— Activity —
Leaving out every picture, quote the data below exactly as it appears.

** Input material follows **

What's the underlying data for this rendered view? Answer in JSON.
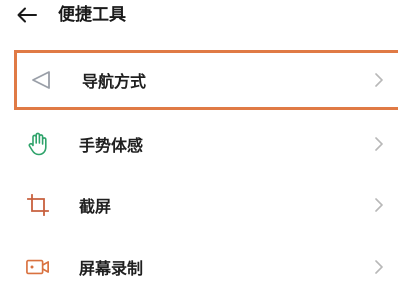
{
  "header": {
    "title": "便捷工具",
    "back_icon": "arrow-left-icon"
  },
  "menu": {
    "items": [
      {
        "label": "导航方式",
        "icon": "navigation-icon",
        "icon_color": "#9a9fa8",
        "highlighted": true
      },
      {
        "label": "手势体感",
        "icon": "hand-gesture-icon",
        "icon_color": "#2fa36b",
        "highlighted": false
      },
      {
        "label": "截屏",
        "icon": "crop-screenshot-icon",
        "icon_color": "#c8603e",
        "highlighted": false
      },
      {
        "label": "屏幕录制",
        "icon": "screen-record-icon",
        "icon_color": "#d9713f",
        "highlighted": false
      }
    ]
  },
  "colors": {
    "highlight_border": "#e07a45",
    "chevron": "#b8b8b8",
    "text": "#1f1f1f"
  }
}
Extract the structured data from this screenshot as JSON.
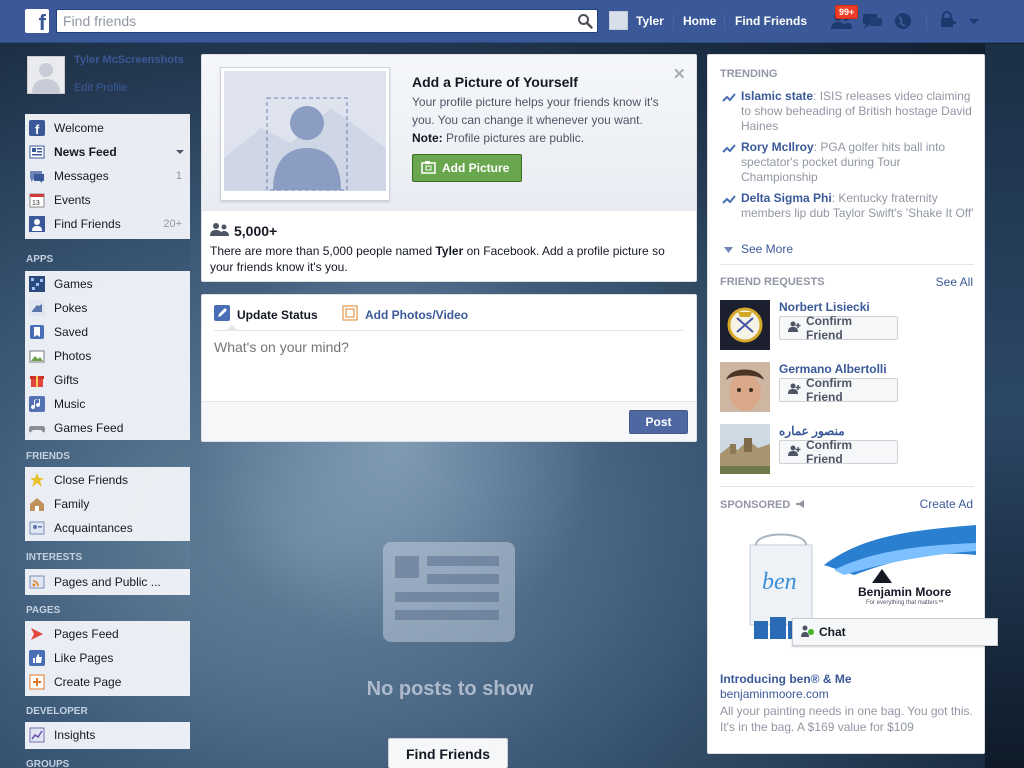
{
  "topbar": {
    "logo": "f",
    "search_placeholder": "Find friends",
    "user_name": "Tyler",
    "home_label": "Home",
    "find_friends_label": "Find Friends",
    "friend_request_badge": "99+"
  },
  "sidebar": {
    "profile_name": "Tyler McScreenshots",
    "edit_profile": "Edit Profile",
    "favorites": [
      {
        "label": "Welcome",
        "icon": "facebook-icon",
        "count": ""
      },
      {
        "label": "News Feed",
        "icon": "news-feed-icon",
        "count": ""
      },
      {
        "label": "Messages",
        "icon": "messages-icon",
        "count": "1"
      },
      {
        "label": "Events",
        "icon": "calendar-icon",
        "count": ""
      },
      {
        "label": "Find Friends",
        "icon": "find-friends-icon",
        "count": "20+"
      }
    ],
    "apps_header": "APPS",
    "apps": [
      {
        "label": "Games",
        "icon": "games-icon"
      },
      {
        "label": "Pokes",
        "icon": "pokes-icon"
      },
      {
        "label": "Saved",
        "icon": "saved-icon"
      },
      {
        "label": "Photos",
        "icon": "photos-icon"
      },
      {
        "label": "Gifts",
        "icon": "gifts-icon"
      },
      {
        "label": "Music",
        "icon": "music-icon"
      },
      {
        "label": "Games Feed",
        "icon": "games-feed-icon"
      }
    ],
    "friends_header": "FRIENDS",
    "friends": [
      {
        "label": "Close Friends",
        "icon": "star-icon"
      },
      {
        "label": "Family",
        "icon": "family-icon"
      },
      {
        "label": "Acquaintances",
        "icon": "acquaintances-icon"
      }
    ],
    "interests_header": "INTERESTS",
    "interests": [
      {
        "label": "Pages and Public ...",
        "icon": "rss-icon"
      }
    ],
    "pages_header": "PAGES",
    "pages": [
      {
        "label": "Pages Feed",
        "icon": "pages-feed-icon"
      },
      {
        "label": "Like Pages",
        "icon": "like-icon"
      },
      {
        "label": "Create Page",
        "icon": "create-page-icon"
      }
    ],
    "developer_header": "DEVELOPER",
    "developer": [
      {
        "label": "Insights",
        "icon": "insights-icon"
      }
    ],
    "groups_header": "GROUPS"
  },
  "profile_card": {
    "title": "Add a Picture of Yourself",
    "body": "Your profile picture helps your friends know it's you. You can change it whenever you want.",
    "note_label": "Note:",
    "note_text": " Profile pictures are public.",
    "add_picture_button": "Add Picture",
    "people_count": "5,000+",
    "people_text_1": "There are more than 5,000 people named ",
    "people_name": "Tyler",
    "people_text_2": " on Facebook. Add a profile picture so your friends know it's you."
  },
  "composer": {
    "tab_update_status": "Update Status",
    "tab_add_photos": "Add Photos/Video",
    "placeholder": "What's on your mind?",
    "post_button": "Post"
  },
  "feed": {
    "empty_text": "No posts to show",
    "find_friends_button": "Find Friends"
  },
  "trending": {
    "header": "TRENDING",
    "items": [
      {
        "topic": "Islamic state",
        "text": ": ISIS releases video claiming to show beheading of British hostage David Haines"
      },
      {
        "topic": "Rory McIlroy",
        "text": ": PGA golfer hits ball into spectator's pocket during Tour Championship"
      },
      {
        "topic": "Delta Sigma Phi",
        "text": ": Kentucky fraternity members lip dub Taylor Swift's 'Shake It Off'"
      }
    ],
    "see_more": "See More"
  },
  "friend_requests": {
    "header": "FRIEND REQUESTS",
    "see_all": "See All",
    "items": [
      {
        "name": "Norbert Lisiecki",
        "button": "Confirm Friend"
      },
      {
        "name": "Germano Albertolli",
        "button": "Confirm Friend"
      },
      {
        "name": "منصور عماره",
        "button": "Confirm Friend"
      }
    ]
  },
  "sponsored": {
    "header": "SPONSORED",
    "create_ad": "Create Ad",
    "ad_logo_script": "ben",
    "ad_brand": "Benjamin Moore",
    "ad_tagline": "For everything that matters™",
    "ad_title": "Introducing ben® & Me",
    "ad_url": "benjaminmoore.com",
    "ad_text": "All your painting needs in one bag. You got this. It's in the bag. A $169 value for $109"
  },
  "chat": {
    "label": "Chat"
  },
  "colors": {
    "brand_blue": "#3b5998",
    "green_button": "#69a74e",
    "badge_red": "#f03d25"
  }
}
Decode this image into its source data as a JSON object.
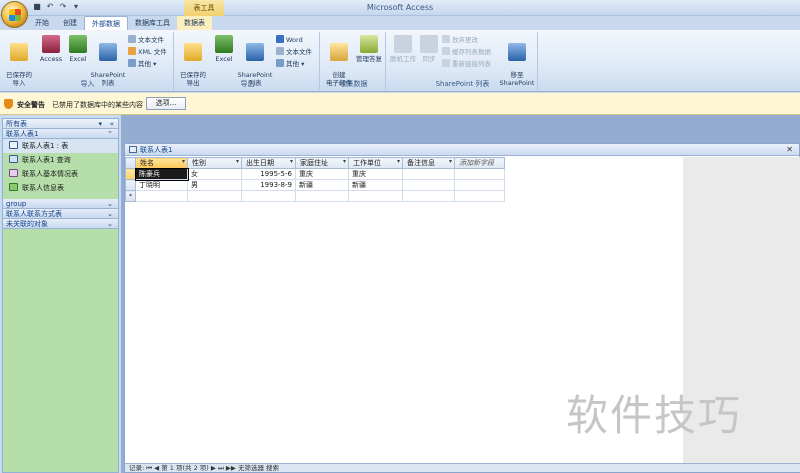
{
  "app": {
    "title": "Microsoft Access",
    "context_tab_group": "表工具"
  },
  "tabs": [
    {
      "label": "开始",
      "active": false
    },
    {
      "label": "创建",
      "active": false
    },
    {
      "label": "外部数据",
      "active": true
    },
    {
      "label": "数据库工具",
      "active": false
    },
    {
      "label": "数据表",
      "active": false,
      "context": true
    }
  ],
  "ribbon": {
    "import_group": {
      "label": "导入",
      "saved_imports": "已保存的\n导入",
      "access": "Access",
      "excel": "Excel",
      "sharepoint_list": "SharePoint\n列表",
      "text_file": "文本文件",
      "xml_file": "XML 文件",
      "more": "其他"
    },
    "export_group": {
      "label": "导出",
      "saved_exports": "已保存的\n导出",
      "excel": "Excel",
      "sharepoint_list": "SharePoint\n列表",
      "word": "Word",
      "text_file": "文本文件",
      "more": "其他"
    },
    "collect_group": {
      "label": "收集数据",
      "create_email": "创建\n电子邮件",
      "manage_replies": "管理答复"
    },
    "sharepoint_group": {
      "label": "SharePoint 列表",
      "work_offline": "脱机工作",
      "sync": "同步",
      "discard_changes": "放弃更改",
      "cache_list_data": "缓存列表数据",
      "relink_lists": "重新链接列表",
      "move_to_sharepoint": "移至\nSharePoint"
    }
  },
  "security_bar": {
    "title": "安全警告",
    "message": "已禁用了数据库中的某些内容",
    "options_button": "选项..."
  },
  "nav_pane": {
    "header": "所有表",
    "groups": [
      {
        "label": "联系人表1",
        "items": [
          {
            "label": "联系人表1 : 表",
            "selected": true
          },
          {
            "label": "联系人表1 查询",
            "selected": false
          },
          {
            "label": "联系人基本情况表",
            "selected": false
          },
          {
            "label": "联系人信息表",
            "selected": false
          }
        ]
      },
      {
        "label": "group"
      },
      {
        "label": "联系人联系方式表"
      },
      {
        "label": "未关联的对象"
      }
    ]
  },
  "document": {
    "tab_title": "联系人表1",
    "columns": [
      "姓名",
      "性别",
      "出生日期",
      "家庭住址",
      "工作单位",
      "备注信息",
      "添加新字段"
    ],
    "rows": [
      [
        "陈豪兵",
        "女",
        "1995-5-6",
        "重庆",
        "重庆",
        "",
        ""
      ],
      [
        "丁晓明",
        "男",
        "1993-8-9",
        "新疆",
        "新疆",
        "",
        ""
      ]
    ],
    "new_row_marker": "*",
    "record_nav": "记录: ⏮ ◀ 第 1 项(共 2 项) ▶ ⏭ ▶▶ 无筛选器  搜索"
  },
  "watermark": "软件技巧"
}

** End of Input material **

— Expected answer —
What's the underlying data for this rendered view? Answer in JSON.
{
  "header": {
    "title": "便捷工具",
    "back_icon": "arrow-left-icon"
  },
  "menu": {
    "items": [
      {
        "label": "导航方式",
        "icon": "navigation-icon",
        "icon_color": "#9a9fa8",
        "highlighted": true
      },
      {
        "label": "手势体感",
        "icon": "hand-gesture-icon",
        "icon_color": "#2fa36b",
        "highlighted": false
      },
      {
        "label": "截屏",
        "icon": "crop-screenshot-icon",
        "icon_color": "#c8603e",
        "highlighted": false
      },
      {
        "label": "屏幕录制",
        "icon": "screen-record-icon",
        "icon_color": "#d9713f",
        "highlighted": false
      }
    ]
  },
  "colors": {
    "highlight_border": "#e07a45",
    "chevron": "#b8b8b8",
    "text": "#1f1f1f"
  }
}
Extract the structured data from this screenshot as JSON.
{
  "topbar": {
    "logo": "f",
    "search_placeholder": "Find friends",
    "user_name": "Tyler",
    "home_label": "Home",
    "find_friends_label": "Find Friends",
    "friend_request_badge": "99+"
  },
  "sidebar": {
    "profile_name": "Tyler McScreenshots",
    "edit_profile": "Edit Profile",
    "favorites": [
      {
        "label": "Welcome",
        "icon": "facebook-icon",
        "count": ""
      },
      {
        "label": "News Feed",
        "icon": "news-feed-icon",
        "count": ""
      },
      {
        "label": "Messages",
        "icon": "messages-icon",
        "count": "1"
      },
      {
        "label": "Events",
        "icon": "calendar-icon",
        "count": ""
      },
      {
        "label": "Find Friends",
        "icon": "find-friends-icon",
        "count": "20+"
      }
    ],
    "apps_header": "APPS",
    "apps": [
      {
        "label": "Games",
        "icon": "games-icon"
      },
      {
        "label": "Pokes",
        "icon": "pokes-icon"
      },
      {
        "label": "Saved",
        "icon": "saved-icon"
      },
      {
        "label": "Photos",
        "icon": "photos-icon"
      },
      {
        "label": "Gifts",
        "icon": "gifts-icon"
      },
      {
        "label": "Music",
        "icon": "music-icon"
      },
      {
        "label": "Games Feed",
        "icon": "games-feed-icon"
      }
    ],
    "friends_header": "FRIENDS",
    "friends": [
      {
        "label": "Close Friends",
        "icon": "star-icon"
      },
      {
        "label": "Family",
        "icon": "family-icon"
      },
      {
        "label": "Acquaintances",
        "icon": "acquaintances-icon"
      }
    ],
    "interests_header": "INTERESTS",
    "interests": [
      {
        "label": "Pages and Public ...",
        "icon": "rss-icon"
      }
    ],
    "pages_header": "PAGES",
    "pages": [
      {
        "label": "Pages Feed",
        "icon": "pages-feed-icon"
      },
      {
        "label": "Like Pages",
        "icon": "like-icon"
      },
      {
        "label": "Create Page",
        "icon": "create-page-icon"
      }
    ],
    "developer_header": "DEVELOPER",
    "developer": [
      {
        "label": "Insights",
        "icon": "insights-icon"
      }
    ],
    "groups_header": "GROUPS"
  },
  "profile_card": {
    "title": "Add a Picture of Yourself",
    "body": "Your profile picture helps your friends know it's you. You can change it whenever you want.",
    "note_label": "Note:",
    "note_text": " Profile pictures are public.",
    "add_picture_button": "Add Picture",
    "people_count": "5,000+",
    "people_text_1": "There are more than 5,000 people named ",
    "people_name": "Tyler",
    "people_text_2": " on Facebook. Add a profile picture so your friends know it's you."
  },
  "composer": {
    "tab_update_status": "Update Status",
    "tab_add_photos": "Add Photos/Video",
    "placeholder": "What's on your mind?",
    "post_button": "Post"
  },
  "feed": {
    "empty_text": "No posts to show",
    "find_friends_button": "Find Friends"
  },
  "trending": {
    "header": "TRENDING",
    "items": [
      {
        "topic": "Islamic state",
        "text": ": ISIS releases video claiming to show beheading of British hostage David Haines"
      },
      {
        "topic": "Rory McIlroy",
        "text": ": PGA golfer hits ball into spectator's pocket during Tour Championship"
      },
      {
        "topic": "Delta Sigma Phi",
        "text": ": Kentucky fraternity members lip dub Taylor Swift's 'Shake It Off'"
      }
    ],
    "see_more": "See More"
  },
  "friend_requests": {
    "header": "FRIEND REQUESTS",
    "see_all": "See All",
    "items": [
      {
        "name": "Norbert Lisiecki",
        "button": "Confirm Friend"
      },
      {
        "name": "Germano Albertolli",
        "button": "Confirm Friend"
      },
      {
        "name": "منصور عماره",
        "button": "Confirm Friend"
      }
    ]
  },
  "sponsored": {
    "header": "SPONSORED",
    "create_ad": "Create Ad",
    "ad_logo_script": "ben",
    "ad_brand": "Benjamin Moore",
    "ad_tagline": "For everything that matters™",
    "ad_title": "Introducing ben® & Me",
    "ad_url": "benjaminmoore.com",
    "ad_text": "All your painting needs in one bag. You got this. It's in the bag. A $169 value for $109"
  },
  "chat": {
    "label": "Chat"
  },
  "colors": {
    "brand_blue": "#3b5998",
    "green_button": "#69a74e",
    "badge_red": "#f03d25"
  }
}
Decode this image into its source data as a JSON object.
{
  "app": {
    "title": "Microsoft Access",
    "context_tab_group": "表工具"
  },
  "tabs": [
    {
      "label": "开始",
      "active": false
    },
    {
      "label": "创建",
      "active": false
    },
    {
      "label": "外部数据",
      "active": true
    },
    {
      "label": "数据库工具",
      "active": false
    },
    {
      "label": "数据表",
      "active": false,
      "context": true
    }
  ],
  "ribbon": {
    "import_group": {
      "label": "导入",
      "saved_imports": "已保存的\n导入",
      "access": "Access",
      "excel": "Excel",
      "sharepoint_list": "SharePoint\n列表",
      "text_file": "文本文件",
      "xml_file": "XML 文件",
      "more": "其他"
    },
    "export_group": {
      "label": "导出",
      "saved_exports": "已保存的\n导出",
      "excel": "Excel",
      "sharepoint_list": "SharePoint\n列表",
      "word": "Word",
      "text_file": "文本文件",
      "more": "其他"
    },
    "collect_group": {
      "label": "收集数据",
      "create_email": "创建\n电子邮件",
      "manage_replies": "管理答复"
    },
    "sharepoint_group": {
      "label": "SharePoint 列表",
      "work_offline": "脱机工作",
      "sync": "同步",
      "discard_changes": "放弃更改",
      "cache_list_data": "缓存列表数据",
      "relink_lists": "重新链接列表",
      "move_to_sharepoint": "移至\nSharePoint"
    }
  },
  "security_bar": {
    "title": "安全警告",
    "message": "已禁用了数据库中的某些内容",
    "options_button": "选项..."
  },
  "nav_pane": {
    "header": "所有表",
    "groups": [
      {
        "label": "联系人表1",
        "items": [
          {
            "label": "联系人表1 : 表",
            "selected": true
          },
          {
            "label": "联系人表1 查询",
            "selected": false
          },
          {
            "label": "联系人基本情况表",
            "selected": false
          },
          {
            "label": "联系人信息表",
            "selected": false
          }
        ]
      },
      {
        "label": "group"
      },
      {
        "label": "联系人联系方式表"
      },
      {
        "label": "未关联的对象"
      }
    ]
  },
  "document": {
    "tab_title": "联系人表1",
    "columns": [
      "姓名",
      "性别",
      "出生日期",
      "家庭住址",
      "工作单位",
      "备注信息",
      "添加新字段"
    ],
    "rows": [
      [
        "陈豪兵",
        "女",
        "1995-5-6",
        "重庆",
        "重庆",
        "",
        ""
      ],
      [
        "丁晓明",
        "男",
        "1993-8-9",
        "新疆",
        "新疆",
        "",
        ""
      ]
    ],
    "new_row_marker": "*",
    "record_nav": "记录: ⏮ ◀ 第 1 项(共 2 项) ▶ ⏭ ▶▶ 无筛选器  搜索"
  },
  "watermark": "软件技巧"
}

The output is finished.